You’ll also need to get into the habit of eating as much wholemeal as you can – this means choosing the ‘brown’ version of everything – brown rice, brown bread, wholemeal pasta for example. Cous cous, chick peas, oatmeal and beans should also be on the menu. Nuts are great for you but don’t overdo it because they are quite high in calories and you do not want to start putting on weight.

Steer clear of animal fats and eat lean meats, especially poultry – opt for grilling or boiling. . Seafood is very good for you. Dairy products are an important part of our diets – stick to the low fat versions of milk and yoghurt. Cheese will have to be the occasional treat though – too much salt.

One of my favourite recipes on this site is Pasta salad with walnuts and feta cheese – I had to substitute the cheese with tuna fish though. Once you get used to BP friendly eating you will get inventive too – substitute healthier ingredients so that you don’t have to totally abandon your favourite not-so-healthy recipes.

If you are partial to alcohol, a glass or two of wine is allowed daily – in fact the antioxidants in red wine are good for the heart, but don’t overdo it.

Finally – a word on shopping. Many people forget that healthy eating can’t happen if you don’t do healthy shopping. Healthy shopping starts with the choice of where you shop. So next time you have a few free hours – go exploring and find shops that can help you choose wisely – shops with lots of healthy choice and useful information.

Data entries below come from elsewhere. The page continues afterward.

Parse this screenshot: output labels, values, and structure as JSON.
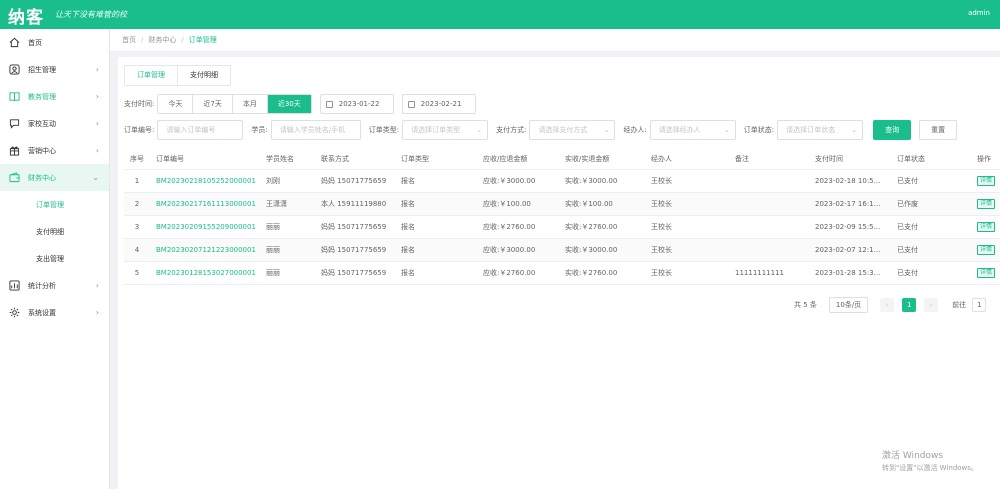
{
  "header": {
    "logo": "纳客",
    "slogan": "让天下没有难管的校",
    "user": "admin"
  },
  "sidebar": {
    "items": [
      {
        "label": "首页",
        "icon": "home-icon",
        "arrow": ""
      },
      {
        "label": "招生管理",
        "icon": "user-icon",
        "arrow": "›"
      },
      {
        "label": "教务管理",
        "icon": "book-icon",
        "arrow": "›"
      },
      {
        "label": "家校互动",
        "icon": "chat-icon",
        "arrow": "›"
      },
      {
        "label": "营销中心",
        "icon": "gift-icon",
        "arrow": "›"
      },
      {
        "label": "财务中心",
        "icon": "wallet-icon",
        "arrow": "⌄"
      }
    ],
    "sub_items": [
      "订单管理",
      "支付明细",
      "支出管理"
    ],
    "items_bottom": [
      {
        "label": "统计分析",
        "icon": "chart-icon",
        "arrow": "›"
      },
      {
        "label": "系统设置",
        "icon": "settings-icon",
        "arrow": "›"
      }
    ]
  },
  "breadcrumb": {
    "home": "首页",
    "parent": "财务中心",
    "current": "订单管理",
    "sep": "/"
  },
  "tabs": [
    "订单管理",
    "支付明细"
  ],
  "filters": {
    "pay_time_label": "支付时间:",
    "ranges": [
      "今天",
      "近7天",
      "本月",
      "近30天"
    ],
    "active_range": "近30天",
    "start_date": "2023-01-22",
    "end_date": "2023-02-21",
    "order_no_label": "订单编号:",
    "order_no_placeholder": "请输入订单编号",
    "student_label": "学员:",
    "student_placeholder": "请输入学员姓名/手机",
    "order_type_label": "订单类型:",
    "order_type_placeholder": "请选择订单类型",
    "pay_method_label": "支付方式:",
    "pay_method_placeholder": "请选择支付方式",
    "handler_label": "经办人:",
    "handler_placeholder": "请选择经办人",
    "status_label": "订单状态:",
    "status_placeholder": "请选择订单状态",
    "query_button": "查询",
    "reset_button": "重置"
  },
  "table": {
    "columns": [
      "序号",
      "订单编号",
      "学员姓名",
      "联系方式",
      "订单类型",
      "应收/应退金额",
      "实收/实退金额",
      "经办人",
      "备注",
      "支付时间",
      "订单状态",
      "操作"
    ],
    "rows": [
      {
        "idx": "1",
        "order": "BM20230218105252000001",
        "student": "刘刚",
        "contact": "妈妈 15071775659",
        "type": "报名",
        "due": "应收:￥3000.00",
        "paid": "实收:￥3000.00",
        "handler": "王校长",
        "note": "",
        "time": "2023-02-18 10:5...",
        "status": "已支付",
        "action": "详情"
      },
      {
        "idx": "2",
        "order": "BM20230217161113000001",
        "student": "王潇潇",
        "contact": "本人 15911119880",
        "type": "报名",
        "due": "应收:￥100.00",
        "paid": "实收:￥100.00",
        "handler": "王校长",
        "note": "",
        "time": "2023-02-17 16:1...",
        "status": "已作废",
        "action": "详情"
      },
      {
        "idx": "3",
        "order": "BM20230209155209000001",
        "student": "丽丽",
        "contact": "妈妈 15071775659",
        "type": "报名",
        "due": "应收:￥2760.00",
        "paid": "实收:￥2760.00",
        "handler": "王校长",
        "note": "",
        "time": "2023-02-09 15:5...",
        "status": "已支付",
        "action": "详情"
      },
      {
        "idx": "4",
        "order": "BM20230207121223000001",
        "student": "丽丽",
        "contact": "妈妈 15071775659",
        "type": "报名",
        "due": "应收:￥3000.00",
        "paid": "实收:￥3000.00",
        "handler": "王校长",
        "note": "",
        "time": "2023-02-07 12:1...",
        "status": "已支付",
        "action": "详情"
      },
      {
        "idx": "5",
        "order": "BM20230128153027000001",
        "student": "丽丽",
        "contact": "妈妈 15071775659",
        "type": "报名",
        "due": "应收:￥2760.00",
        "paid": "实收:￥2760.00",
        "handler": "王校长",
        "note": "11111111111",
        "time": "2023-01-28 15:3...",
        "status": "已支付",
        "action": "详情"
      }
    ]
  },
  "pagination": {
    "total": "共 5 条",
    "page_size": "10条/页",
    "prev": "‹",
    "page": "1",
    "next": "›",
    "goto": "前往",
    "goto_value": "1"
  },
  "watermark": {
    "line1": "激活 Windows",
    "line2": "转到\"设置\"以激活 Windows。"
  },
  "colors": {
    "brand": "#19be8c"
  }
}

The other habit you need to acquire is looking more closely at what you’re buying – READ the label, don’t make assumptions about food – bread and biscuits, for example can be very high in sodium but they vary a lot so you’ll need to check the numbers on the label. Beware, these days some manufacturers produce ‘low sodium’ versions of normally salty foods – but the sodium load can often still make up a sizeable proportion of your recommended 2300mg daily intake.

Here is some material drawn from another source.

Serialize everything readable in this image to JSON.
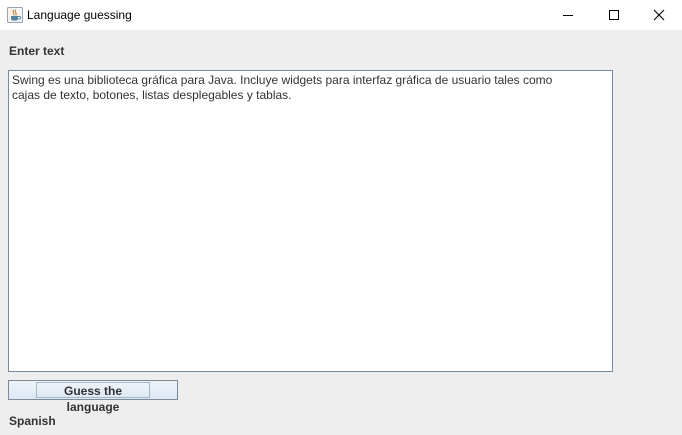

Load up with plenty of healthy snacks, (fresh and dried fruit, nuts etc) and make sure you have enough ingredients for lots of BP friendly cooking during the week.

Remember although these tips are to help you with the best type of diet for high blood pressure, they will also help you maintain your overall heart health and weight control too. I have had a lot of fun re-discovering food over the last few years. I realise that today’s manufactured and convenience foods, full of salt and artificial savoury flavourings had worsened my eating experience. Now I have rediscovered the fun of food, I love discovering new recipes and ingredients and I use this website as one of my guides.

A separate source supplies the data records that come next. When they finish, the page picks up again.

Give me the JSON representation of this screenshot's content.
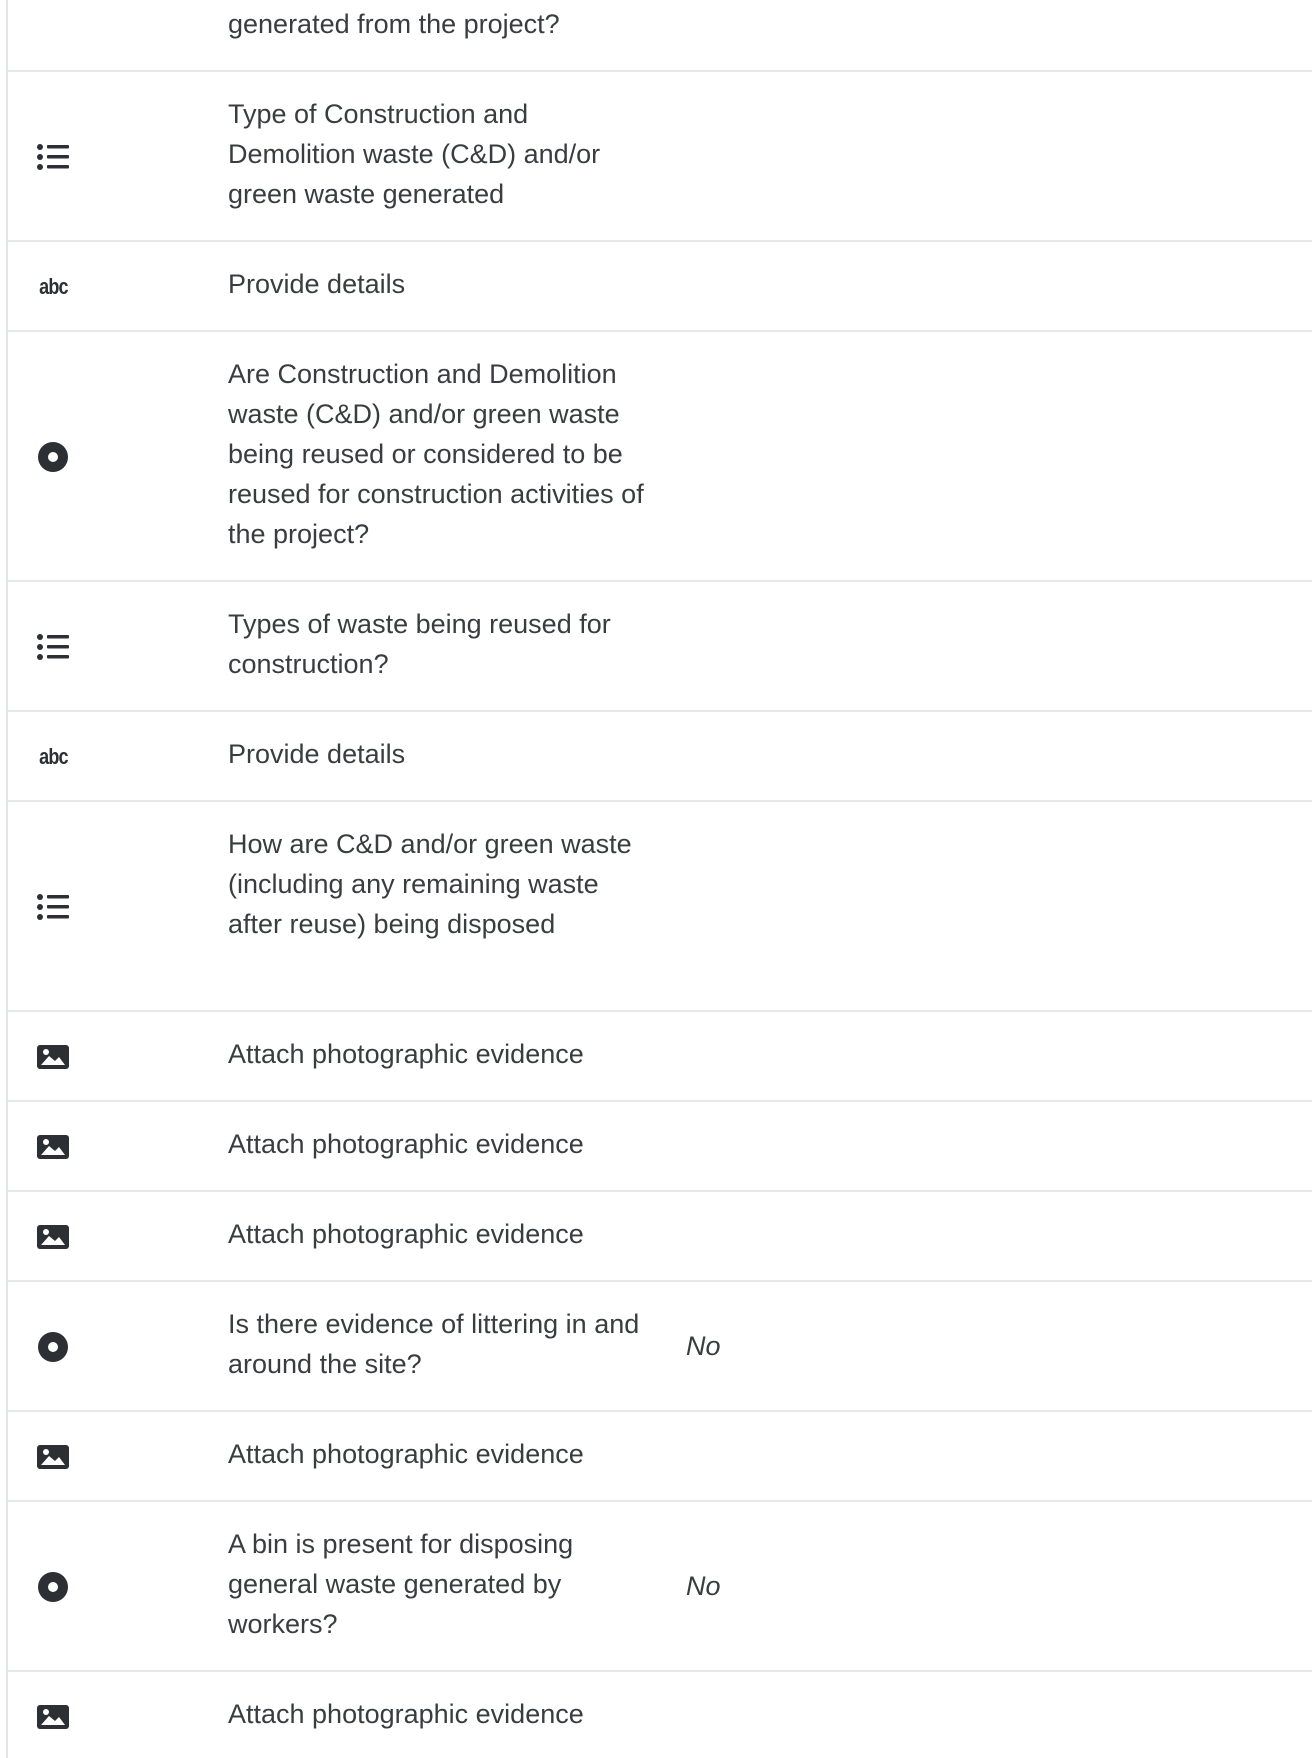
{
  "rows": [
    {
      "icon": "none",
      "question": "generated from the project?",
      "answer": ""
    },
    {
      "icon": "list-icon",
      "question": "Type of Construction and Demolition waste (C&D) and/or green waste generated",
      "answer": ""
    },
    {
      "icon": "text-abc-icon",
      "icon_text": "abc",
      "question": "Provide details",
      "answer": ""
    },
    {
      "icon": "radio-icon",
      "question": "Are Construction and Demolition waste (C&D) and/or green waste being reused or considered to be reused for construction activities of the project?",
      "answer": ""
    },
    {
      "icon": "list-icon",
      "question": "Types of waste being reused for construction?",
      "answer": ""
    },
    {
      "icon": "text-abc-icon",
      "icon_text": "abc",
      "question": "Provide details",
      "answer": ""
    },
    {
      "icon": "list-icon",
      "question": "How are C&D and/or green waste (including any remaining waste after reuse) being disposed",
      "answer": ""
    },
    {
      "icon": "image-icon",
      "question": "Attach photographic evidence",
      "answer": ""
    },
    {
      "icon": "image-icon",
      "question": "Attach photographic evidence",
      "answer": ""
    },
    {
      "icon": "image-icon",
      "question": "Attach photographic evidence",
      "answer": ""
    },
    {
      "icon": "radio-icon",
      "question": "Is there evidence of littering in and around the site?",
      "answer": "No"
    },
    {
      "icon": "image-icon",
      "question": "Attach photographic evidence",
      "answer": ""
    },
    {
      "icon": "radio-icon",
      "question": "A bin is present for disposing general waste generated by workers?",
      "answer": "No"
    },
    {
      "icon": "image-icon",
      "question": "Attach photographic evidence",
      "answer": ""
    }
  ]
}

Click if you want to eat your way to a healthy blood pressure

diet for high blood pressureAbout the author: Neil Johnson is a doctor and was diagnosed with high blood pressure a few years ago. He runs a website dedicated to helping you take a more active role in keeping your blood pressure under control. For more information and helpful resources visit

  One Response to “Diet for High Blood Pressure”

  1. One of the easiest and fastest methods to supervise your personal hypertension is to use a blood pressure level monitor which uses the Oscillometric technique of measurement. In monitors that use that approach microprocessors record pressure fluctuations brought on by pulse waves as the pressure is released from the cuff and the resulting systolic and diastolic values are demonstrated within just a few seconds. You should not feel any soreness when measuring your personal blood pressure.

Leave a Reply